Blind spots exist in all realms of our lives. But in the world of finance, a blind spot can have costly implications.
Take Sarah, for example, a hypothetical IT executive. Given the nature of her career, she feels confident about investing in the tech sector. She takes special interest in each new startup, and feels she understands the industry and what it takes to come out on top in it. She believes in a tech-forward future. Due to all of this, Sarah’s portfolio is overly weighted in tech stocks. Placing all your eggs in one proverbial basket is not prudent, according to financial advisors. Sarah has a blind spot for sectors she’s unfamiliar with. Diversifying Sarah’s portfolio would provide financial protection in case of a downturn in the tech sector.
Similarly, let’s imagine James. James is a loyal, long-term employee of a publicly traded company. James holds a significant portion of his investments in his company’s stock. Given that James believes in the company’s mission, its potential, and works hard there, this may seem like a good idea on the surface. However, if James’ company faces a single hurdle, the majority of his investment portfolio becomes endangered. His blind spot is the deep-seated belief that his company stock is the right choice when diversification likely makes more sense.

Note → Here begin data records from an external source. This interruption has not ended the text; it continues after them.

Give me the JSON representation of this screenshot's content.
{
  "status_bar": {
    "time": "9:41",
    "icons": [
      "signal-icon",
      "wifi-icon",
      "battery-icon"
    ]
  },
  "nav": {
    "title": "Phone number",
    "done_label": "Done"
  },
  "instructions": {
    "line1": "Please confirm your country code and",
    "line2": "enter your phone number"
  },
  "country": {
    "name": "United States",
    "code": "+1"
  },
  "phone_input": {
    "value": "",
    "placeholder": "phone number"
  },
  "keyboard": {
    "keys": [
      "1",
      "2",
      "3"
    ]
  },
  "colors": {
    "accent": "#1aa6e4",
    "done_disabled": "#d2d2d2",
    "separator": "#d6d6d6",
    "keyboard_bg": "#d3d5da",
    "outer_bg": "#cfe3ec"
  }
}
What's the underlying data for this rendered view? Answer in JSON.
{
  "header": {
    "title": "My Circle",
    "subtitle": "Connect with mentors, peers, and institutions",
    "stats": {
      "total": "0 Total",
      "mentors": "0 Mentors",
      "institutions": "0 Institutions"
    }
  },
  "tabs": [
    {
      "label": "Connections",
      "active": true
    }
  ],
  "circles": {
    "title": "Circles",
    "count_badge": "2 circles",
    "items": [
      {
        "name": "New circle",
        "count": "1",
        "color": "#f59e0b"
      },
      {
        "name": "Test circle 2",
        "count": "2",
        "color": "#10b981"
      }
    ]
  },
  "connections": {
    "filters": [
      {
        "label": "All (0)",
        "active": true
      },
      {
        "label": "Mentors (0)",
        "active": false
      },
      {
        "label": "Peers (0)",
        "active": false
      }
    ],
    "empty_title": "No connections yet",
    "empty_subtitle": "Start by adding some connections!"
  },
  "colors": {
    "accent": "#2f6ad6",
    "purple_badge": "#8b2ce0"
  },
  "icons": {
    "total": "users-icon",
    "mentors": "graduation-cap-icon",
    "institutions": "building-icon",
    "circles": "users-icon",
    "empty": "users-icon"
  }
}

We just described two scenarios with different reasons behind a financial blind spot: passion for a sector; and loyalty to a company. Managing your money blind spots can be difficult, but here are a few steps we suggest:
- Diversify your portfolio: Diversification prevents an oversaturation of investments, which can lead to risks for your portfolio if one sector or stock does poorly. Even if you feel passionate about a certain company or sector, it’s best not to put all your eggs in one basket.
- Regularly review your investments: Markets and sectors regularly evolve. While that investment might have made sense a few years ago, maybe it doesn’t anymore. Regularly reviewing and adjusting your portfolio ensures financial security.
- Invest pragmatically: Having emotional attachments to your company or the sector you work in is natural, but investment decisions should be made based on sound financial principles, not emotional inclinations.
- Seek the advice of a professional: Life can be busy, so it’s understandable if you’re unable to regularly keep an eye on your investments and manage them yourself. Financial professionals can be diligent by providing an objective view of your investments and handling matters for you.
- Educate yourself: Try to remain educated on the markets, emerging trends, and investment strategies. Staying informed can help you recognize your own blind spots and adjust your portfolio to reflect that.
Information provided by Valorem Financial and written in collaboration with Oechsli, a non-affiliate of Cetera Advisor Networks, LLC and CWM, LLC.
The individuals and situations here are hypothetical only, and do not represent the actual performance of any particular investments or strategy. All investing involves risk, including the possible loss of principal. There is no assurance that any investment strategy will be successful.
A diversified portfolio does not assure a profit or protect against loss in a declining market.